    "postbuild": "yarn test",
    "test": "yarn run test:clientapp && yarn run test:web",
    "test:clientapp": "cd MyAmazingProject.ClientApp && yarn test",
    "test:web": "cd MyAmazingProject.Web.Tests && dotnet test",
    "publish:web": "cd MyAmazingProject.Web && dotnet publish MyAmazingProject.Web.csproj --configuration Release"
  }
}

It doesn't matter if I have "an undefined variable named ‘Parameters.RestoreBuildProjects’". I now have no need to use all the individual tasks in a build. I can convert them into a couple of scripts in my package.json. So here's where I've ended up for now. I've a .vsts-ci.yml file which looks like this:

queue: Hosted VS2017

steps:
- task: geek[email protected]2
  displayName: install yarn itself
  inputs:
    checkLatest: true
- task: [email protected]
  displayName: yarn build and test
  inputs:
    Arguments: build
- task: [email protected]
  displayName: yarn publish:web
  inputs:
    Arguments: 'run publish:web --output $(build.artifactstagingdirectory)/MyAmazingProject'
- task: [email protected]
  displayName: publish build artifact
  inputs:
    PathtoPublish: '$(build.artifactstagingdirectory)'

This file does the following:

  1. Installs yarn. (By the way VSTS, what's with not having yarn installed by default? I'll say this for the avoidance of doubt: in the npm cli space: yarn has won.)
  2. Install our dependencies, build the front end and back end, run all the tests. Effectively yarn build.
  3. Publish our web app to a directory. Effectively yarn run publish:web. This is only separate because we want to pass in the output directory and so it's just easier for it to be a separate step.
  4. Publish the build artefact to TFS. (This will go on to be picked up by the continuous deployment mechanism and published out to Azure.)

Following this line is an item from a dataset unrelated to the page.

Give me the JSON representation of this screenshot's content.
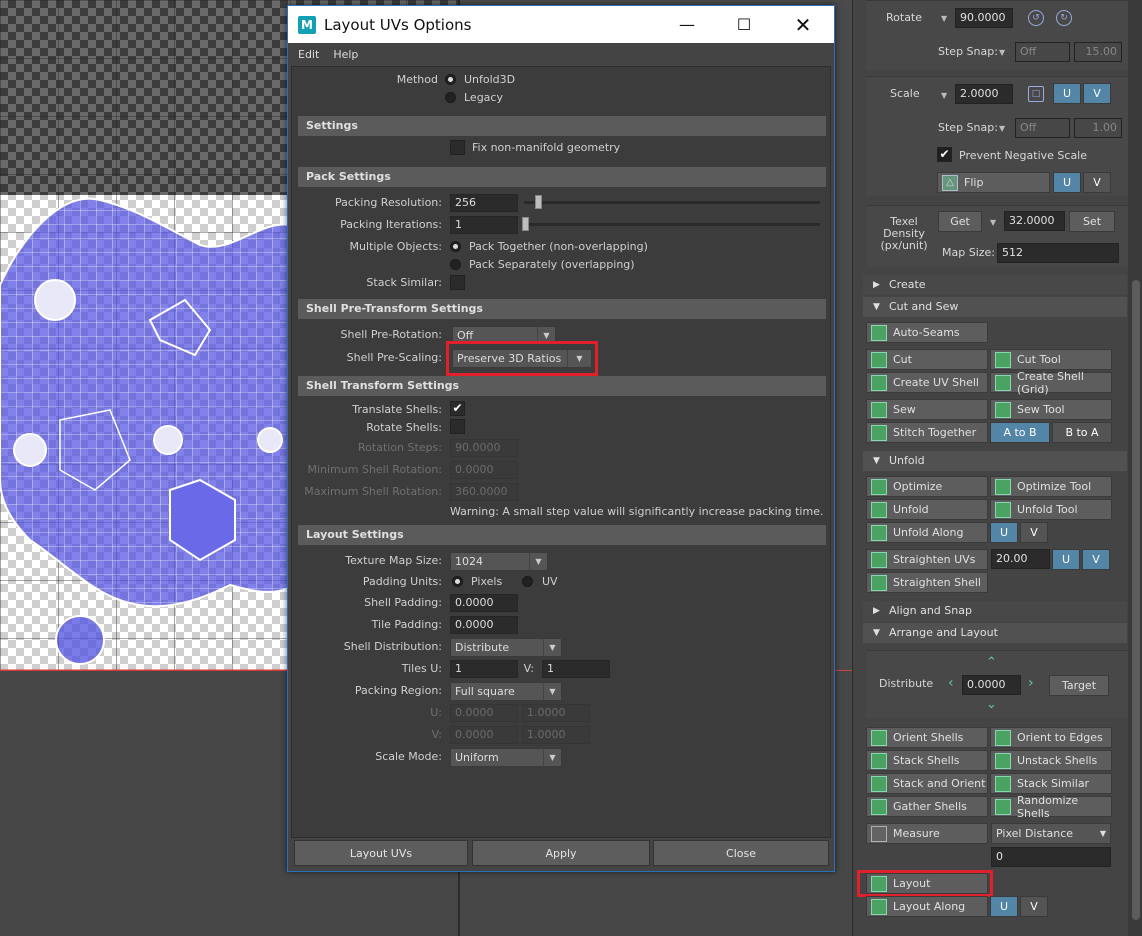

I much prefer this to what I had before. I feel there's much more that can be done here as well. I'm looking forward to the continuous deployment piece becoming scriptable too.

Thanks to Zoltan and props to the TFVS team!